The Legislature has concluded another productive year in Pierre.
Most importantly, our state continued its streak, going back to statehood, of a balanced budget. We used ongoing revenue streams to fund ongoing expenses, and one-time revenues for one-time purposes. We maintain a budget reserve fund equal to 10 percent of expenditures. It is for this reason that our state has earned and maintained a AAA bond rating, which speaks to our fiscal strength.
When I proposed a state budget in December, revenue growth was very slow. For that reason, I was not able to propose inflationary increases for education, Medicaid providers, or state employee salaries. Fortunately, our state’s economy has ticked upward in the last three months, so the state budget we passed will include increases for all of those recipients.
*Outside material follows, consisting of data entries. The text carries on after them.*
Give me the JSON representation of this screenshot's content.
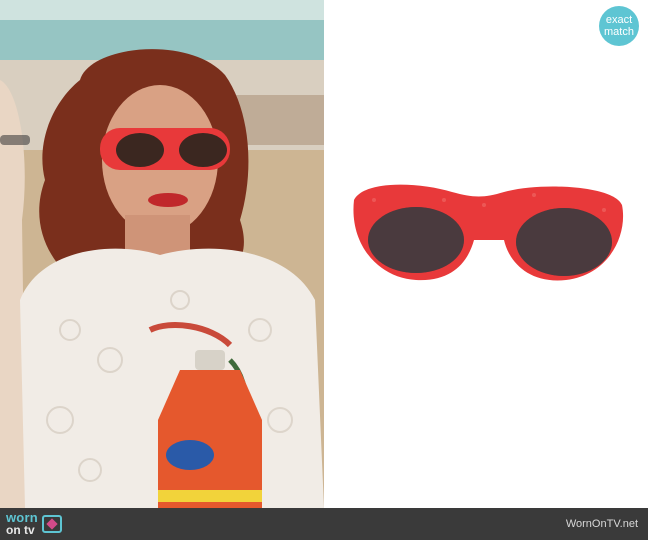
{
  "badge": {
    "line1": "exact",
    "line2": "match"
  },
  "footer": {
    "logo_worn": "worn",
    "logo_on": "on tv",
    "site": "WornOnTV.net"
  },
  "colors": {
    "accent": "#5ec5d3",
    "footer_bg": "#3a3a3a",
    "frame_red": "#e8393a"
  }
}
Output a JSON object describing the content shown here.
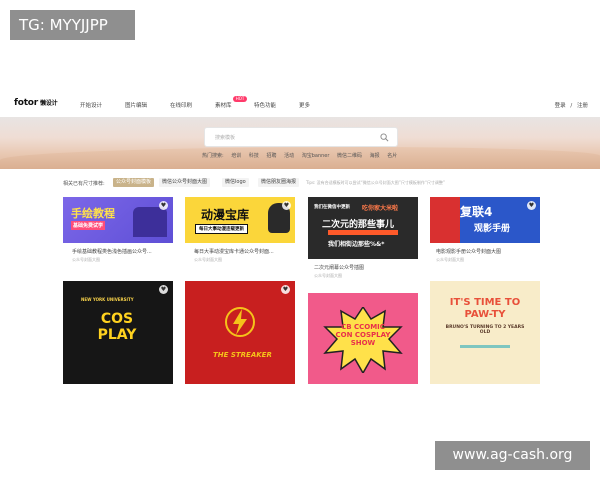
{
  "overlay": {
    "tg_label": "TG: MYYJJPP",
    "site_label": "www.ag-cash.org"
  },
  "nav": {
    "logo": "fotor",
    "logo_sub": "懒设计",
    "items": [
      "开始设计",
      "图片编辑",
      "在线印刷",
      "素材库",
      "特色功能",
      "更多"
    ],
    "hot_badge": "HOT",
    "login": "登录",
    "separator": "/",
    "register": "注册"
  },
  "search": {
    "placeholder": "搜索模板",
    "hot_label": "热门搜索:",
    "hot_tags": [
      "培训",
      "科技",
      "招聘",
      "活动",
      "淘宝banner",
      "微信二维码",
      "海报",
      "名片"
    ]
  },
  "filter": {
    "label": "相关已有尺寸推荐:",
    "chips": [
      "公众号封面模板",
      "微信公众号封面大图",
      "微信logo",
      "微信朋友圈海报"
    ],
    "active_index": 0,
    "tip": "Tips: 没有合适模板时可以尝试“微信公众号封面大图”尺寸模板制作“尺寸调整”"
  },
  "cards": [
    {
      "caption": "手绘基础教程类色浅色插画公众号...",
      "sub": "公众号封面大图",
      "art": "手绘教程",
      "art_sub": "基础免费试学"
    },
    {
      "caption": "每日大事动漫宝库卡通公众号封面...",
      "sub": "公众号封面大图",
      "art": "动漫宝库",
      "art_sub": "每日大事动漫连载更新"
    },
    {
      "caption": "二次元阐幕公众号插图",
      "sub": "公众号封面大图",
      "art": "二次元的那些事儿",
      "art_top": "我们在微信中更新",
      "art_hl": "吃你家大米啦",
      "art_sub": "我们相街边那些%&*"
    },
    {
      "caption": "电影观影手册公众号封面大图",
      "sub": "公众号封面大图",
      "art": "复联4",
      "art_sub": "观影手册"
    },
    {
      "caption": "",
      "sub": "",
      "art": "COS PLAY",
      "art_top": "NEW YORK UNIVERSITY"
    },
    {
      "caption": "",
      "sub": "",
      "art": "THE STREAKER"
    },
    {
      "caption": "",
      "sub": "",
      "art": "CB CCOMIC CON COSPLAY SHOW"
    },
    {
      "caption": "",
      "sub": "",
      "art": "IT'S TIME TO PAW-TY",
      "art_sub": "BRUNO'S TURNING TO 2 YEARS OLD"
    }
  ]
}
We were also able to allocate dollars to the state employee health plan, to keep employee costs as low as possible.
The budget includes funding to continue the dual credit program for high school students, to contribute toward a new Precision Ag facility at SDSU and a health education building at Lake Area Tech, and to construct a state veterans cemetery near Sioux Falls. The Building South Dakota economic development also received a reliable, long-term revenue source.
This year, the legislature passed numerous bills to modernize our state’s alcohol industry. The emerging micro-brewing industry will be able to expand and to sell their products to bars and consumers. Farm wineries gained greater flexibility to operate as well. For the first time in decades, the entire alcohol title was rewritten, increasing clarity and easing the regulatory burden.
We also recognized that the open waters compromise, which the legislature passed last summer in a special session, is working, and we passed legislation to make the compromise permanent.
Bills were also brought to strengthen our ties to our tribes. Legislation was passed allowing tribal governments to extradite their members back from county jails, if they choose. We also passed legislation recognizing the right of tribal members to wear traditional regalia, such as an eagle feather, at high school graduations.
I first came to Pierre for the legislative session in 1997 when I was first elected a state senator. I spent six years as a senator, eight years as lieutenant governor, and now eight years as governor. Over those 22 sessions, I have served with hundreds of good people – men and women, Republicans and Democrats, farmers, teachers, nurses and attorneys.
South Dakota’s legislators are not career politicians. They come to Pierre for a few weeks to serve their friends and neighbors, and then they return home to live amongst the people they serve. In the coming days, if you happen to see one of your legislators, please say thank you for a job well done.